The Green Door, by Eric Sloane, N.A. Last one of these we have at Weather Hill. A scarce print struck in commemoration of the 1976 American Bicentennial, part of the I Remember America collection of paintings by the artist. This collection traveled to the former Soviet Union for exhibition. You can see that Eric was a master of interpreting light, color and shadow as they related to season and time. Not an easy thing to capture so convincingly as he does. As is often the case in paintings by the artist, there is a solidity and developed sense of security in the materials depicted and methods of construction. Eric saw continuity, solidity, a certain vernacular grace and artistry, and peace in much of his rural America. Here is Eric’s description of the piece, recorded in 1976:
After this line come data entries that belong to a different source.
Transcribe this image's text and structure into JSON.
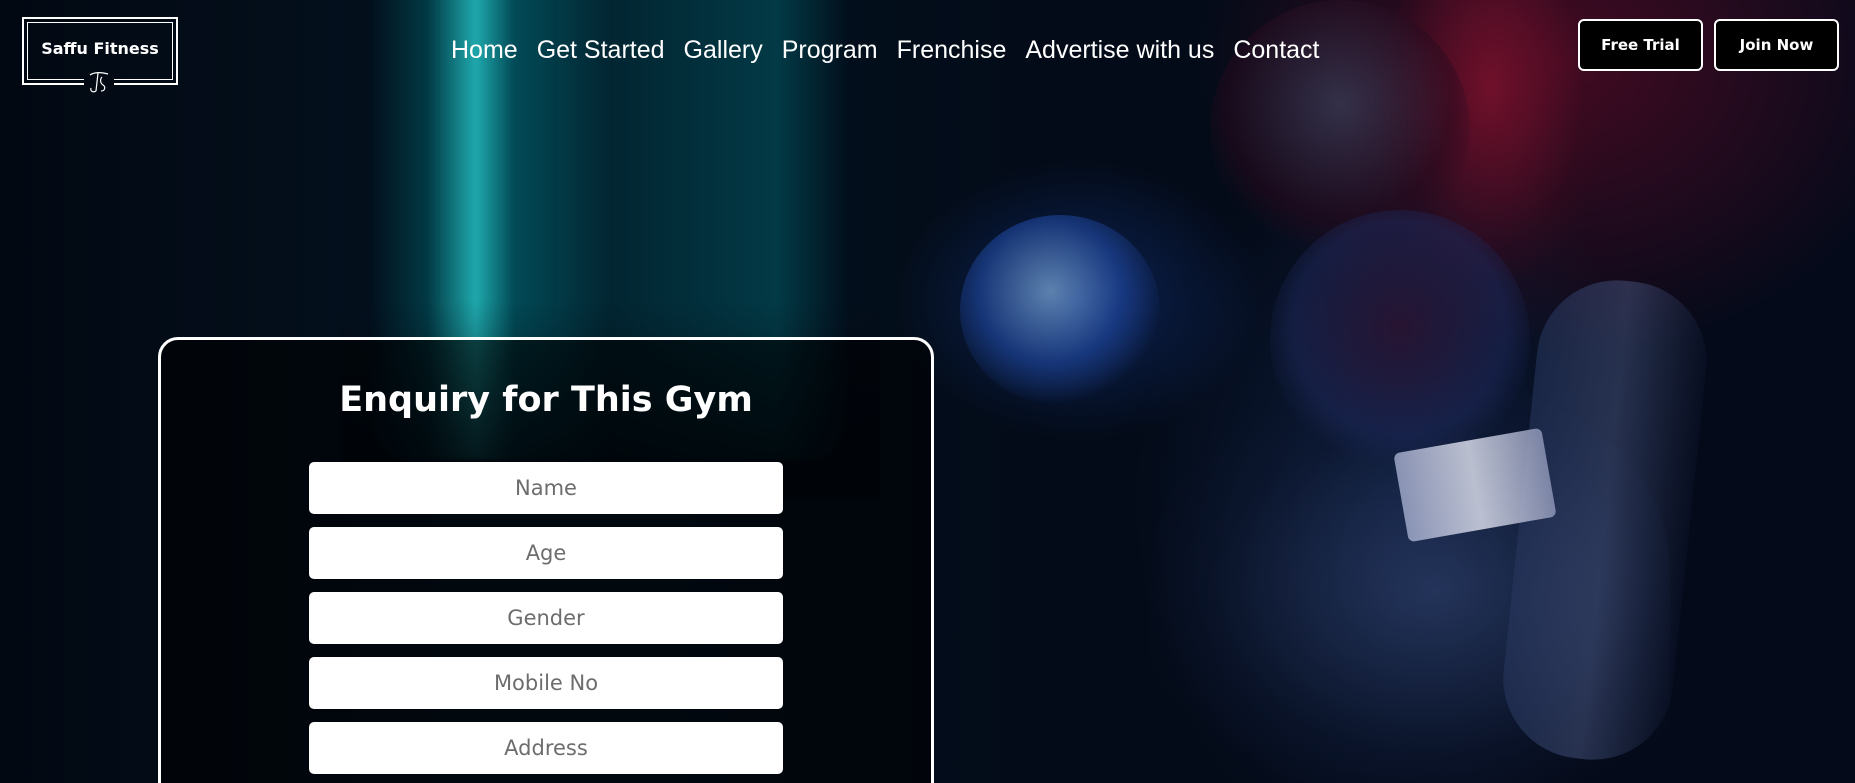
{
  "header": {
    "logo_text": "Saffu Fitness",
    "logo_mark": "SF",
    "nav": {
      "home": "Home",
      "get_started": "Get Started",
      "gallery": "Gallery",
      "program": "Program",
      "franchise": "Frenchise",
      "advertise": "Advertise with us",
      "contact": "Contact"
    },
    "free_trial": "Free Trial",
    "join_now": "Join Now"
  },
  "hero": {
    "background": "boxer-with-punching-bag-photo",
    "colors": {
      "accent_teal": "#28dcdc",
      "accent_red": "#96143a",
      "background": "#02060f"
    }
  },
  "enquiry": {
    "title": "Enquiry for This Gym",
    "fields": {
      "name": "Name",
      "age": "Age",
      "gender": "Gender",
      "mobile": "Mobile No",
      "address": "Address"
    }
  }
}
“A door opening to outside summer is always a framed greeting. This door, a mate to the painting No. 1, was in the same stone barn and was built of horizontal and vertical slabs of virgin pine, ‘deadened’ together with hand-wrought nails.
‘Dutch doors’ were designed to keep out animals, but the effect of the top half being open and the bottom shut, transforms the door into a window. Like the barns they were attached to, they should be called German rather than Dutch; the man who made this barn and its door was named Ludwig Wiess; his initials and date he arrived from Germany – 1746 – were carved into the other side.”

Dedication of the Eric Sloane Museum of Kent, Connecticut


53 Years ago this month, the Sloane-Stanley Museum opened it’s doors to the public. We will continue to post some history of the museum and how it came to be, leading up to the July 2, 2022 celebration to be held on the grounds of the Eric Sloane Museum in Kent.
Eric Hatch, Chairman of the Connecticut Historic Commission, and 5 year old John Hopson Nisbet II, during the dedication ceremony of the Sloane-Stanley Museum (as it was then called) on 28 May 1969. Photo from Wil Mauch’s “Symbols of American Spirit: 50 Years of the Eric Sloane Museum”.